The portion of the toe hammertoe
before the joint where the bend occurs tends to arch upward. A hammer toe takes years to
develop. Once the toe becomes permanently bent, corns or calluses may form. Treatment helps control symptoms in many people, but surgery is sometimes needed to straighten the toe.
Many disorders can affect the joints in the toes, causing pain and preventing the foot from functioning as it should. A mallet toe occurs when the joint at the end of the toe cannot straighten.
Excessive rubbing of the mallet toe against the top of the shoe can lead to pain and the development of a corn. The tip of the toe is often turned down against the shoe causing pressure and
discomfort. Arthritis can also lead to many forefoot deformities including mallet toes. Mallet toes can cause extreme discomfort, and can be aggravated if restrictive or improperly fitting footwear
is worn for a prolonged period of time.
If the toes remain in the hammertoe position for long periods, the tendons on the top of the foot will tighten over time because they are not stretched to their full length. Eventually, the tendons
shorten enough that the toe stays bent, even when shoes are not being worn. The symptoms of hammertoe include a curling toe, pain or discomfort in the toes and ball of the foot or the front of the

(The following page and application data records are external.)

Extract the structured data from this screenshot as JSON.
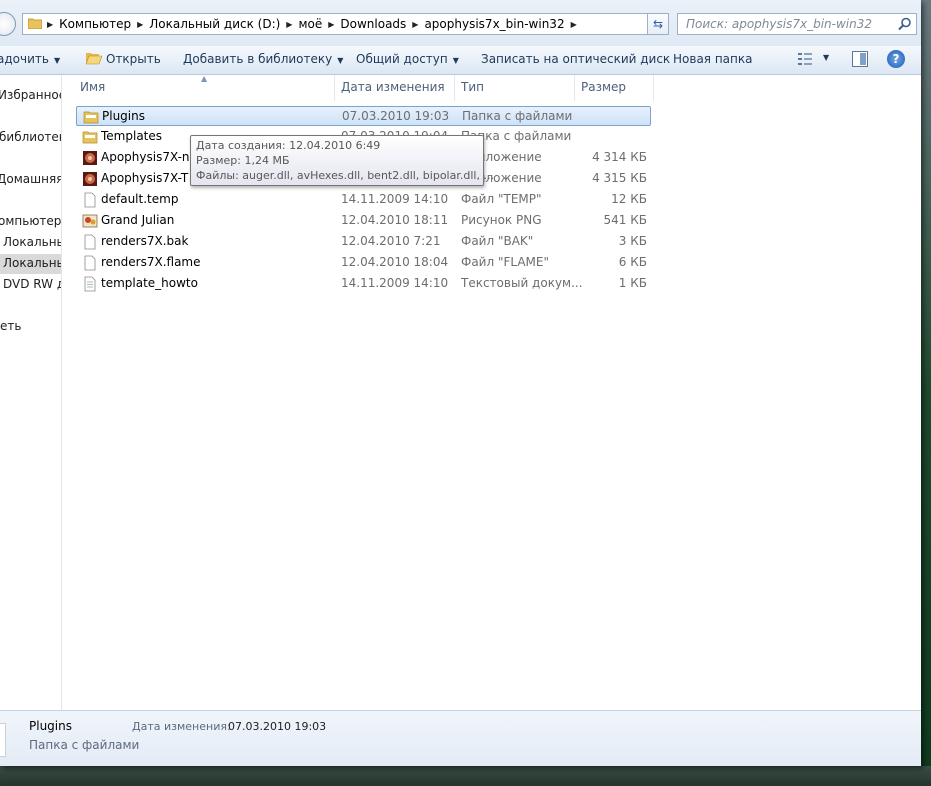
{
  "address": {
    "crumbs": [
      "Компьютер",
      "Локальный диск (D:)",
      "моё",
      "Downloads",
      "apophysis7x_bin-win32"
    ],
    "search_placeholder": "Поиск: apophysis7x_bin-win32"
  },
  "toolbar": {
    "organize": "адочить",
    "open": "Открыть",
    "add_library": "Добавить в библиотеку",
    "share": "Общий доступ",
    "burn": "Записать на оптический диск",
    "new_folder": "Новая папка"
  },
  "nav": {
    "items": [
      "Избранное",
      "библиотеки",
      "Домашняя г",
      "омпьютер",
      "Локальны",
      "Локальны",
      "DVD RW ди",
      "еть"
    ]
  },
  "columns": {
    "name": "Имя",
    "date": "Дата изменения",
    "type": "Тип",
    "size": "Размер"
  },
  "files": [
    {
      "name": "Plugins",
      "date": "07.03.2010 19:03",
      "type": "Папка с файлами",
      "size": "",
      "icon": "folder-icon"
    },
    {
      "name": "Templates",
      "date": "07.03.2010 19:04",
      "type": "Папка с файлами",
      "size": "",
      "icon": "folder-icon"
    },
    {
      "name": "Apophysis7X-nor",
      "date": "",
      "type": "Приложение",
      "size": "4 314 КБ",
      "icon": "app-icon"
    },
    {
      "name": "Apophysis7X-T50",
      "date": "",
      "type": "Приложение",
      "size": "4 315 КБ",
      "icon": "app-icon"
    },
    {
      "name": "default.temp",
      "date": "14.11.2009 14:10",
      "type": "Файл \"TEMP\"",
      "size": "12 КБ",
      "icon": "file-icon"
    },
    {
      "name": "Grand Julian",
      "date": "12.04.2010 18:11",
      "type": "Рисунок PNG",
      "size": "541 КБ",
      "icon": "image-icon"
    },
    {
      "name": "renders7X.bak",
      "date": "12.04.2010 7:21",
      "type": "Файл \"BAK\"",
      "size": "3 КБ",
      "icon": "file-icon"
    },
    {
      "name": "renders7X.flame",
      "date": "12.04.2010 18:04",
      "type": "Файл \"FLAME\"",
      "size": "6 КБ",
      "icon": "file-icon"
    },
    {
      "name": "template_howto",
      "date": "14.11.2009 14:10",
      "type": "Текстовый докум...",
      "size": "1 КБ",
      "icon": "text-file-icon"
    }
  ],
  "tooltip": {
    "created": "Дата создания: 12.04.2010 6:49",
    "size": "Размер: 1,24 МБ",
    "files": "Файлы: auger.dll, avHexes.dll, bent2.dll, bipolar.dll, ..."
  },
  "details": {
    "name": "Plugins",
    "type": "Папка с файлами",
    "modified_label": "Дата изменения:",
    "modified_value": "07.03.2010 19:03"
  }
}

leg, especially when toes are stretched downward, thickening of the skin above or below the affected toe with the formation of corns or calluses, difficulty finding shoes that fit well. In its early

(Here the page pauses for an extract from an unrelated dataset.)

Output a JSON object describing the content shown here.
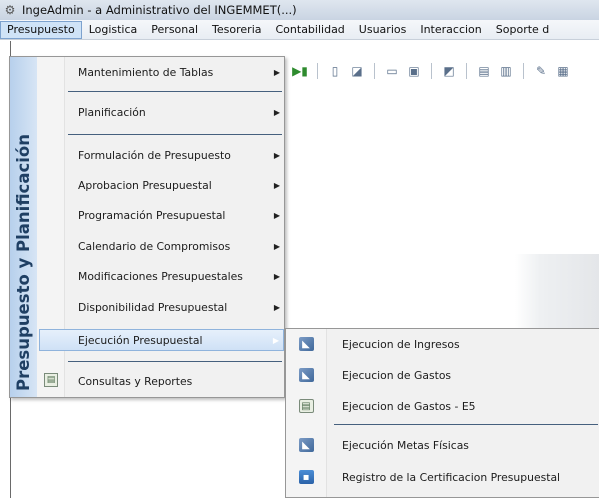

stages, hammertoe is not obvious. Frequently, hammertoe does not cause any symptoms except for the claw-like toe shape.
A hammertoe is usually diagnosed with a physical inspection of your toe. Imaging tests, such as X-rays, may be ordered if you have had a bone, muscle, or ligament injury in your toe.
Non Surgical Treatment
Conservative treatment starts with new shoes that have soft, roomy toe boxes. Shoes should be one-half inch longer than your longest toe. (Note: For many people, the second toe is longer than the big
toe.) Avoid wearing tight, narrow, high-heeled shoes. You may also be able to find a shoe with a deep toe box that accommodates the hammer toe. Or, a shoe specialist (Pedorthist) may be able to
stretch the toe box so that it bulges out around the toe. Sandals may help, as long as they do not pinch or rub other areas of the foot.
There are several surgical methods to correct a hammer toe. Your physician will decide which method will be most beneficial to you depending on the severity of your deformity, the direction the toe
is deviating and the length of the affected toe. Some common surgical methods include. Arthroplasty. To promote straightening, half of the joint located directly underneath the crooked part of the
toe is removed. Arthrodesis (fusion) To promote straightening, the joint directly underneath where the toe is crooked is completely removed. A wire or pin is inserted to aid healing. Tendon transfer.
Performed alone or in combination with other procedures, a surgeon will take tendons from under the toe and ?re-route? them to the top of the toe to promote straightening. Basal phalangectomy.
Performed to assist patients with severe stiffness, this procedure removes the base of the bone underneath the toe. Weil osteotomy. Performed to assist patients with severe stiffness, this procedure
involves shortening the metatarsal bone and inserting surgical hardware to aid healing.
You can avoid many foot, heel and ankle problems with shoes that fit properly. See your doctor if you have foot pain that's persistent and that affects your ability to walk properly and carry out
other motions with your foot. Also, see your doctor if one or more of your toes has developed a clenched or claw-like appearance.